(Items from an interface collection)
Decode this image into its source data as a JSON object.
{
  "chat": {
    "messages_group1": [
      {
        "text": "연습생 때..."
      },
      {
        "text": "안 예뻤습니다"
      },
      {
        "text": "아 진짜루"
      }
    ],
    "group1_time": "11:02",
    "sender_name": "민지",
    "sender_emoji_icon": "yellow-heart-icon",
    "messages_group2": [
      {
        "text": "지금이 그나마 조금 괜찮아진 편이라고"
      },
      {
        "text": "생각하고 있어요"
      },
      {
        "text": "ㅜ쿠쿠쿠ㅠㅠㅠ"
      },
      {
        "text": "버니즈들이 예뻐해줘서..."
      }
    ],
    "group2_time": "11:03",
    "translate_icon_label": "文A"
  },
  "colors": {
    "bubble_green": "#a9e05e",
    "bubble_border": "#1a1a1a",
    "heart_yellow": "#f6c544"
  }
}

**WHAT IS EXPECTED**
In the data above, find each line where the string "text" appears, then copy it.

**EXPECTED OUTPUT**
        "text": "연습생 때..."
        "text": "안 예뻤습니다"
        "text": "아 진짜루"
        "text": "지금이 그나마 조금 괜찮아진 편이라고"
        "text": "생각하고 있어요"
        "text": "ㅜ쿠쿠쿠ㅠㅠㅠ"
        "text": "버니즈들이 예뻐해줘서..."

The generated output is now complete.